Below are records. Copy every line with "icon" in it.

· · · · ·

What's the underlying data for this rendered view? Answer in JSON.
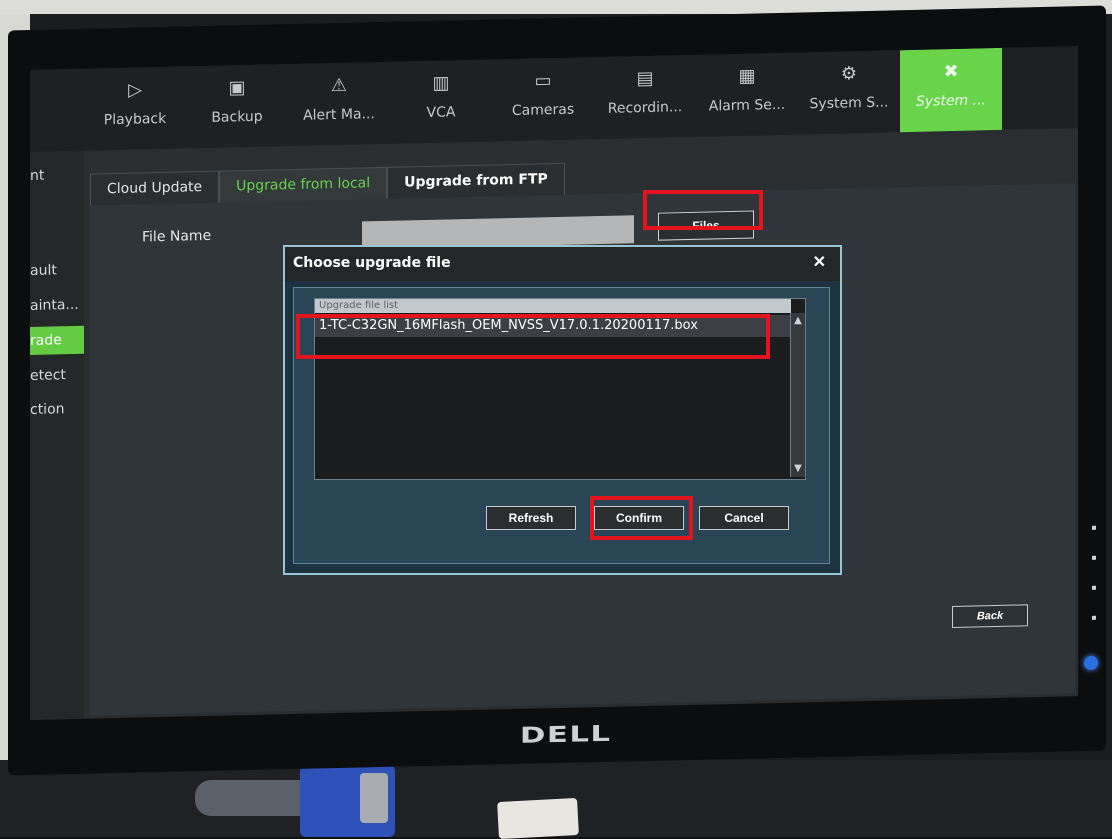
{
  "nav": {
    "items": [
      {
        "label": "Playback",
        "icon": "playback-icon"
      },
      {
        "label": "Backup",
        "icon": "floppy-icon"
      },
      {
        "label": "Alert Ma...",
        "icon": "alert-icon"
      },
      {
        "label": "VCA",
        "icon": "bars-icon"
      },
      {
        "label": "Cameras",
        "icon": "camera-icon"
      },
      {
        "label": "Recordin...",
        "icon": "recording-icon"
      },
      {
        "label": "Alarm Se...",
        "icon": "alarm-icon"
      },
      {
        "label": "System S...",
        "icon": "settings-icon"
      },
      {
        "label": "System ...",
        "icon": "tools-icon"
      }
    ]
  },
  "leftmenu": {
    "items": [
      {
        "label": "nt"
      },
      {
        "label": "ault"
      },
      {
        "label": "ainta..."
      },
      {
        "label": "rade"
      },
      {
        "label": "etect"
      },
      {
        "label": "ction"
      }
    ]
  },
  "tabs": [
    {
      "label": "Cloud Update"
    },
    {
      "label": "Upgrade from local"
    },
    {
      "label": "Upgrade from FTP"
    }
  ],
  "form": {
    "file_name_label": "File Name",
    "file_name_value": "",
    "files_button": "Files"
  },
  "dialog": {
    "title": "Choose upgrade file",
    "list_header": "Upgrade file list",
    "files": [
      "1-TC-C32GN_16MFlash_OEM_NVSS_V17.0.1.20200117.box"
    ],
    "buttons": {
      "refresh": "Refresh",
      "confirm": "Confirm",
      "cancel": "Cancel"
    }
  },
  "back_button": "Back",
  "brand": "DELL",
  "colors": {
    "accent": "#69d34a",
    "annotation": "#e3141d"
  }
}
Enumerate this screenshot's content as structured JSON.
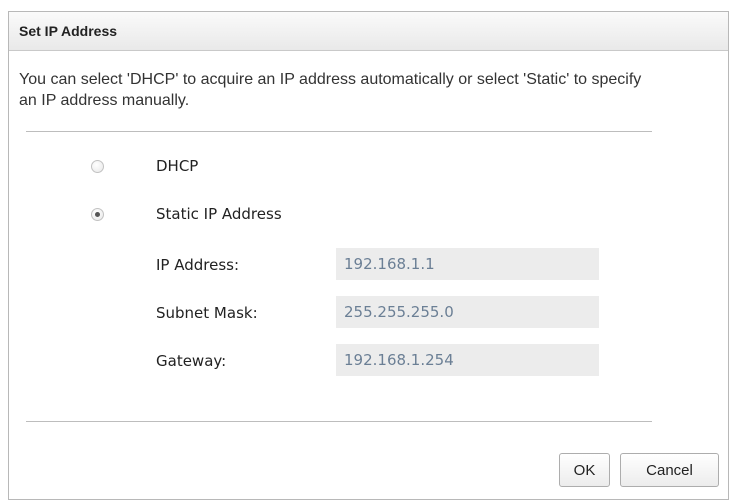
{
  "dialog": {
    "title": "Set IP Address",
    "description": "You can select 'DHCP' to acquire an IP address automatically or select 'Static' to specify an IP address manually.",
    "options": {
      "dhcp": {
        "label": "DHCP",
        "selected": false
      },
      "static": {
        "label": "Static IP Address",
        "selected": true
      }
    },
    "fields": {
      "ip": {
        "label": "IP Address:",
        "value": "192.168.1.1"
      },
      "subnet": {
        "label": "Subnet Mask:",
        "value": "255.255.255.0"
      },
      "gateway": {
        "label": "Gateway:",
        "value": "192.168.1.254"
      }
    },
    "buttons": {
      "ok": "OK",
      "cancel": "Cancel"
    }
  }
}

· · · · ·

-- YOUR RESPONSE --
        "icon": "playback-icon"
        "icon": "floppy-icon"
        "icon": "alert-icon"
        "icon": "bars-icon"
        "icon": "camera-icon"
        "icon": "recording-icon"
        "icon": "alarm-icon"
        "icon": "settings-icon"
        "icon": "tools-icon"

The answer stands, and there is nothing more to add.